#### [Problem statement]
Retype each record below word for word, pictures excluded.

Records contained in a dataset
——————————
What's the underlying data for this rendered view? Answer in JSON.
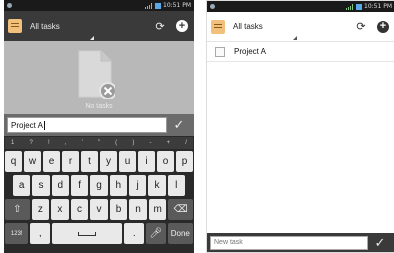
{
  "status_bar": {
    "time": "10:51 PM"
  },
  "left": {
    "action_bar": {
      "title": "All tasks",
      "sync_icon": "sync-icon",
      "add_icon": "add-icon"
    },
    "empty_state": {
      "icon": "document-remove-icon",
      "text": "No tasks"
    },
    "input": {
      "value": "Project A",
      "confirm_icon": "checkmark-icon"
    },
    "keyboard": {
      "symbol_row": [
        "1",
        "?",
        "!",
        ",",
        "'",
        "\"",
        "(",
        ")",
        "-",
        "+",
        "/"
      ],
      "row1": [
        "q",
        "w",
        "e",
        "r",
        "t",
        "y",
        "u",
        "i",
        "o",
        "p"
      ],
      "row2": [
        "a",
        "s",
        "d",
        "f",
        "g",
        "h",
        "j",
        "k",
        "l"
      ],
      "row3": [
        "z",
        "x",
        "c",
        "v",
        "b",
        "n",
        "m"
      ],
      "shift_icon": "shift-icon",
      "backspace_icon": "backspace-icon",
      "mode_key": "123!",
      "comma": ",",
      "period": ".",
      "mic_icon": "microphone-icon",
      "done": "Done"
    }
  },
  "right": {
    "action_bar": {
      "title": "All tasks"
    },
    "items": [
      {
        "label": "Project A",
        "checked": false
      }
    ],
    "new_task": {
      "placeholder": "New task"
    }
  }
}
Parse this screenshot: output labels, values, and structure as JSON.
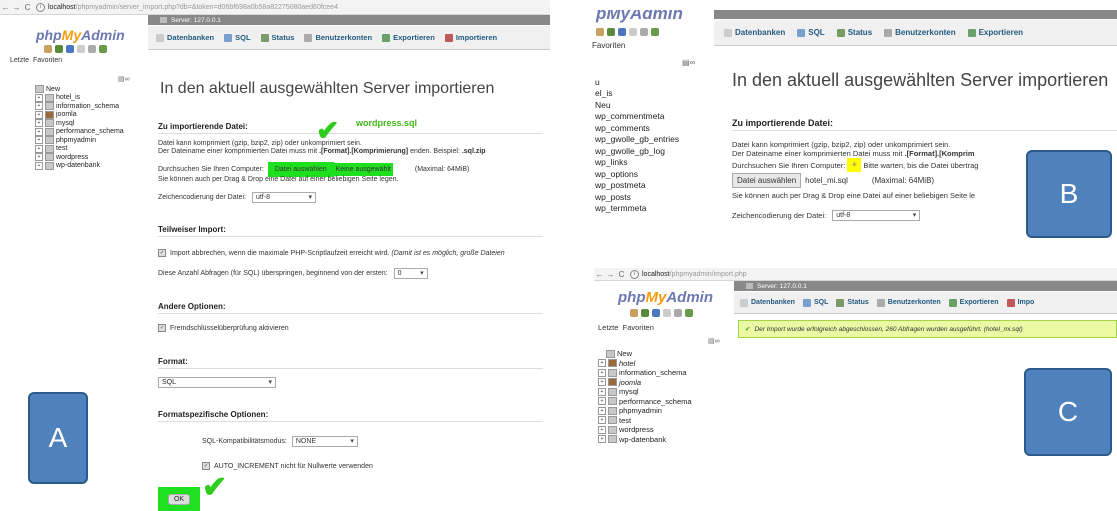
{
  "colors": {
    "accent": "#235a81",
    "logo_php": "#6c78af",
    "logo_my": "#f89c0e",
    "highlight_green": "#1fe01f",
    "highlight_yellow": "#ffff00",
    "label_blue": "#4f81bd",
    "check_green": "#2ecc1d",
    "success_bg": "#ebf8a4"
  },
  "panel_a": {
    "url_host": "localhost",
    "url_rest": "/phpmyadmin/server_import.php?db=&token=d06bf698a0b58a82275080aed60fcee4",
    "logo_php": "php",
    "logo_my": "My",
    "logo_admin": "Admin",
    "side_tabs": [
      "Letzte",
      "Favoriten"
    ],
    "tree": [
      "New",
      "hotel_is",
      "information_schema",
      "joomla",
      "mysql",
      "performance_schema",
      "phpmyadmin",
      "test",
      "wordpress",
      "wp-datenbank"
    ],
    "server": "Server: 127.0.0.1",
    "tabs": [
      "Datenbanken",
      "SQL",
      "Status",
      "Benutzerkonten",
      "Exportieren",
      "Importieren"
    ],
    "title": "In den aktuell ausgewählten Server importieren",
    "sec_file": "Zu importierende Datei:",
    "file_line1": "Datei kann komprimiert (gzip, bzip2, zip) oder unkomprimiert sein.",
    "file_line2a": "Der Dateiname einer komprimierten Datei muss mit ",
    "file_line2b": ".[Format].[Komprimierung]",
    "file_line2c": " enden. Beispiel: ",
    "file_line2d": ".sql.zip",
    "browse_label": "Durchsuchen Sie Ihren Computer:",
    "browse_button": "Datei auswählen",
    "no_file": "Keine ausgewählt",
    "max_size": "(Maximal: 64MiB)",
    "drag_drop": "Sie können auch per Drag & Drop eine Datei auf einer beliebigen Seite legen.",
    "charset_label": "Zeichencodierung der Datei:",
    "charset_value": "utf-8",
    "annotation_file": "wordpress.sql",
    "sec_partial": "Teilweiser Import:",
    "partial_check": "Import abbrechen, wenn die maximale PHP-Scriptlaufzeit erreicht wird.",
    "partial_note": "(Damit ist es möglich, große Dateien",
    "skip_label": "Diese Anzahl Abfragen (für SQL) überspringen, beginnend von der ersten:",
    "skip_value": "0",
    "sec_other": "Andere Optionen:",
    "fk_check": "Fremdschlüsselüberprüfung aktivieren",
    "sec_format": "Format:",
    "format_value": "SQL",
    "sec_format_opts": "Formatspezifische Optionen:",
    "compat_label": "SQL-Kompatibilitätsmodus:",
    "compat_value": "NONE",
    "auto_inc": "AUTO_INCREMENT nicht für Nullwerte verwenden",
    "ok_button": "OK",
    "label": "A"
  },
  "panel_b": {
    "logo": "pMyAdmin",
    "side_tabs": "Favoriten",
    "tree": [
      "u",
      "el_is",
      "Neu",
      "wp_commentmeta",
      "wp_comments",
      "wp_gwolle_gb_entries",
      "wp_gwolle_gb_log",
      "wp_links",
      "wp_options",
      "wp_postmeta",
      "wp_posts",
      "wp_termmeta"
    ],
    "tabs": [
      "Datenbanken",
      "SQL",
      "Status",
      "Benutzerkonten",
      "Exportieren"
    ],
    "title": "In den aktuell ausgewählten Server importieren",
    "sec_file": "Zu importierende Datei:",
    "file_line1": "Datei kann komprimiert (gzip, bzip2, zip) oder unkomprimiert sein.",
    "file_line2a": "Der Dateiname einer komprimierten Datei muss mit ",
    "file_line2b": ".[Format].[Komprim",
    "browse_label": "Durchsuchen Sie Ihren Computer:",
    "wait_text": "Bitte warten, bis die Datei übertrag",
    "browse_button": "Datei auswählen",
    "file_name": "hotel_mi.sql",
    "max_size": "(Maximal: 64MiB)",
    "drag_drop": "Sie können auch per Drag & Drop eine Datei auf einer beliebigen Seite le",
    "charset_label": "Zeichencodierung der Datei:",
    "charset_value": "utf-8",
    "label": "B"
  },
  "panel_c": {
    "url_host": "localhost",
    "url_rest": "/phpmyadmin/import.php",
    "logo_php": "php",
    "logo_my": "My",
    "logo_admin": "Admin",
    "side_tabs": [
      "Letzte",
      "Favoriten"
    ],
    "tree": [
      "New",
      "hotel",
      "information_schema",
      "joomla",
      "mysql",
      "performance_schema",
      "phpmyadmin",
      "test",
      "wordpress",
      "wp-datenbank"
    ],
    "server": "Server: 127.0.0.1",
    "tabs": [
      "Datenbanken",
      "SQL",
      "Status",
      "Benutzerkonten",
      "Exportieren",
      "Impo"
    ],
    "success": "Der Import wurde erfolgreich abgeschlossen, 260 Abfragen wurden ausgeführt. (hotel_mi.sql)",
    "label": "C"
  }
}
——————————
#### [Task solution]
What's the underlying data for this rendered view? Answer in JSON.
{
  "status_bar": {
    "time": "10:51 PM"
  },
  "left": {
    "action_bar": {
      "title": "All tasks",
      "sync_icon": "sync-icon",
      "add_icon": "add-icon"
    },
    "empty_state": {
      "icon": "document-remove-icon",
      "text": "No tasks"
    },
    "input": {
      "value": "Project A",
      "confirm_icon": "checkmark-icon"
    },
    "keyboard": {
      "symbol_row": [
        "1",
        "?",
        "!",
        ",",
        "'",
        "\"",
        "(",
        ")",
        "-",
        "+",
        "/"
      ],
      "row1": [
        "q",
        "w",
        "e",
        "r",
        "t",
        "y",
        "u",
        "i",
        "o",
        "p"
      ],
      "row2": [
        "a",
        "s",
        "d",
        "f",
        "g",
        "h",
        "j",
        "k",
        "l"
      ],
      "row3": [
        "z",
        "x",
        "c",
        "v",
        "b",
        "n",
        "m"
      ],
      "shift_icon": "shift-icon",
      "backspace_icon": "backspace-icon",
      "mode_key": "123!",
      "comma": ",",
      "period": ".",
      "mic_icon": "microphone-icon",
      "done": "Done"
    }
  },
  "right": {
    "action_bar": {
      "title": "All tasks"
    },
    "items": [
      {
        "label": "Project A",
        "checked": false
      }
    ],
    "new_task": {
      "placeholder": "New task"
    }
  }
}
Parse this screenshot: output labels, values, and structure as JSON.
{
  "colors": {
    "accent": "#235a81",
    "logo_php": "#6c78af",
    "logo_my": "#f89c0e",
    "highlight_green": "#1fe01f",
    "highlight_yellow": "#ffff00",
    "label_blue": "#4f81bd",
    "check_green": "#2ecc1d",
    "success_bg": "#ebf8a4"
  },
  "panel_a": {
    "url_host": "localhost",
    "url_rest": "/phpmyadmin/server_import.php?db=&token=d06bf698a0b58a82275080aed60fcee4",
    "logo_php": "php",
    "logo_my": "My",
    "logo_admin": "Admin",
    "side_tabs": [
      "Letzte",
      "Favoriten"
    ],
    "tree": [
      "New",
      "hotel_is",
      "information_schema",
      "joomla",
      "mysql",
      "performance_schema",
      "phpmyadmin",
      "test",
      "wordpress",
      "wp-datenbank"
    ],
    "server": "Server: 127.0.0.1",
    "tabs": [
      "Datenbanken",
      "SQL",
      "Status",
      "Benutzerkonten",
      "Exportieren",
      "Importieren"
    ],
    "title": "In den aktuell ausgewählten Server importieren",
    "sec_file": "Zu importierende Datei:",
    "file_line1": "Datei kann komprimiert (gzip, bzip2, zip) oder unkomprimiert sein.",
    "file_line2a": "Der Dateiname einer komprimierten Datei muss mit ",
    "file_line2b": ".[Format].[Komprimierung]",
    "file_line2c": " enden. Beispiel: ",
    "file_line2d": ".sql.zip",
    "browse_label": "Durchsuchen Sie Ihren Computer:",
    "browse_button": "Datei auswählen",
    "no_file": "Keine ausgewählt",
    "max_size": "(Maximal: 64MiB)",
    "drag_drop": "Sie können auch per Drag & Drop eine Datei auf einer beliebigen Seite legen.",
    "charset_label": "Zeichencodierung der Datei:",
    "charset_value": "utf-8",
    "annotation_file": "wordpress.sql",
    "sec_partial": "Teilweiser Import:",
    "partial_check": "Import abbrechen, wenn die maximale PHP-Scriptlaufzeit erreicht wird.",
    "partial_note": "(Damit ist es möglich, große Dateien",
    "skip_label": "Diese Anzahl Abfragen (für SQL) überspringen, beginnend von der ersten:",
    "skip_value": "0",
    "sec_other": "Andere Optionen:",
    "fk_check": "Fremdschlüsselüberprüfung aktivieren",
    "sec_format": "Format:",
    "format_value": "SQL",
    "sec_format_opts": "Formatspezifische Optionen:",
    "compat_label": "SQL-Kompatibilitätsmodus:",
    "compat_value": "NONE",
    "auto_inc": "AUTO_INCREMENT nicht für Nullwerte verwenden",
    "ok_button": "OK",
    "label": "A"
  },
  "panel_b": {
    "logo": "pMyAdmin",
    "side_tabs": "Favoriten",
    "tree": [
      "u",
      "el_is",
      "Neu",
      "wp_commentmeta",
      "wp_comments",
      "wp_gwolle_gb_entries",
      "wp_gwolle_gb_log",
      "wp_links",
      "wp_options",
      "wp_postmeta",
      "wp_posts",
      "wp_termmeta"
    ],
    "tabs": [
      "Datenbanken",
      "SQL",
      "Status",
      "Benutzerkonten",
      "Exportieren"
    ],
    "title": "In den aktuell ausgewählten Server importieren",
    "sec_file": "Zu importierende Datei:",
    "file_line1": "Datei kann komprimiert (gzip, bzip2, zip) oder unkomprimiert sein.",
    "file_line2a": "Der Dateiname einer komprimierten Datei muss mit ",
    "file_line2b": ".[Format].[Komprim",
    "browse_label": "Durchsuchen Sie Ihren Computer:",
    "wait_text": "Bitte warten, bis die Datei übertrag",
    "browse_button": "Datei auswählen",
    "file_name": "hotel_mi.sql",
    "max_size": "(Maximal: 64MiB)",
    "drag_drop": "Sie können auch per Drag & Drop eine Datei auf einer beliebigen Seite le",
    "charset_label": "Zeichencodierung der Datei:",
    "charset_value": "utf-8",
    "label": "B"
  },
  "panel_c": {
    "url_host": "localhost",
    "url_rest": "/phpmyadmin/import.php",
    "logo_php": "php",
    "logo_my": "My",
    "logo_admin": "Admin",
    "side_tabs": [
      "Letzte",
      "Favoriten"
    ],
    "tree": [
      "New",
      "hotel",
      "information_schema",
      "joomla",
      "mysql",
      "performance_schema",
      "phpmyadmin",
      "test",
      "wordpress",
      "wp-datenbank"
    ],
    "server": "Server: 127.0.0.1",
    "tabs": [
      "Datenbanken",
      "SQL",
      "Status",
      "Benutzerkonten",
      "Exportieren",
      "Impo"
    ],
    "success": "Der Import wurde erfolgreich abgeschlossen, 260 Abfragen wurden ausgeführt. (hotel_mi.sql)",
    "label": "C"
  }
}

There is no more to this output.